Trump doesn't care about the law, he is simply seeking to sow doubt in the minds of voters that Cruz is a viable candidate.
This week Cruz has returned fire. "The Donald seems to be a little bit rattled," he observed on Boston radio.
But his key line of attack has been to smear Trump among sturdy rural conservatives in Iowa as a Yankee carpetbagger.
"I think he may shift in his new rallies to playing New York, New York, because Donald comes from New York and he embodies New York values."
Hillary v Sanders
The same pattern is playing out in the Democratic race, which has been marked by almost otherworldly harmony until now.
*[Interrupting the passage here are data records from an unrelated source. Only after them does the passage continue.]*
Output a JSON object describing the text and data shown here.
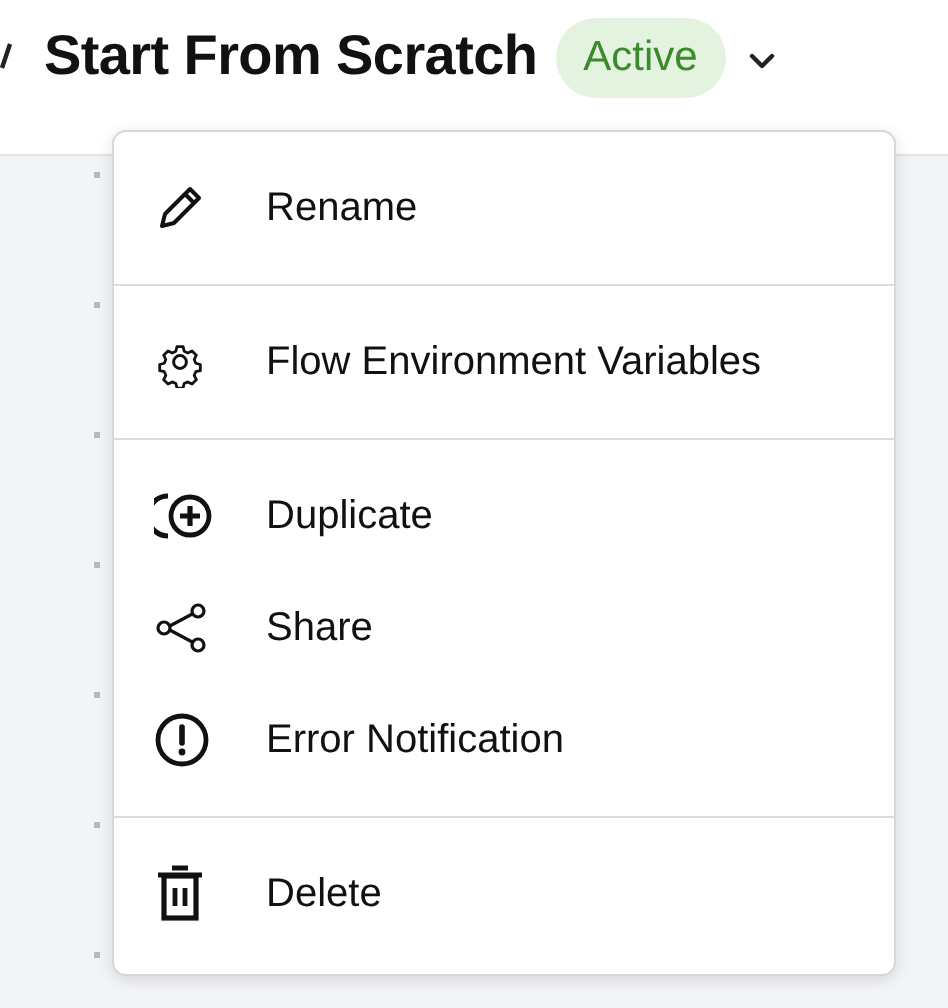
{
  "header": {
    "title": "Start From Scratch",
    "status": {
      "label": "Active",
      "kind": "active"
    }
  },
  "menu": {
    "sections": [
      [
        {
          "kind": "rename",
          "label": "Rename"
        }
      ],
      [
        {
          "kind": "variables",
          "label": "Flow Environment Variables"
        }
      ],
      [
        {
          "kind": "duplicate",
          "label": "Duplicate"
        },
        {
          "kind": "share",
          "label": "Share"
        },
        {
          "kind": "error",
          "label": "Error Notification"
        }
      ],
      [
        {
          "kind": "delete",
          "label": "Delete"
        }
      ]
    ]
  }
}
Recent polling shows that Mrs Clinton and her social democrat rival Senator Bernie Sanders are now in a dead heat in Iowa and Sanders is leading in New Hampshire, where the second primary will be held on February 9.
Now the knives are out, with both Mrs Clinton and her daughter launching attacks upon Sanders.
During an interview on NBC's breakfast program Today on Wednesday she declared the time had come for her to "draw some contrasts" with Sanders.
"One of the big ones, as you're aware, is on gun safety, where Sanders has been a pretty reliable vote for the gun lobby."
This is in reference to Sanders' record of voting in support of National Rifle Association-backed legislation to give legal immunity to gun manufacturers over wrongful death lawsuits.
Sanders has responded that he fully supports Obama's proposal to make background checks for gun purchases universal.
In campaign events Mrs Clinton has also claimed that Sanders' sweeping package of social programs remain unfunded.
Even Chelsea Clinton has joined the attack, saying during a rally that Sanders would "dismantle Obamacare, dismantle the CHIP program, dismantle Medicare and private insurance."
In fact Sanders' healthcare proposal goes further than Obamacare, creating a single-payer system similar to Australia's.
The attacks reveal much about Mrs Clinton's concerns and understanding of the Democratic electorate.
They show that she is sensitive to Sanders' strength in Iowa and New Hampshire, even though few analysts see him beating her in the long run.
Secondly, they show that for the first time in a generation the Democratic Party is now united in its support for gun control.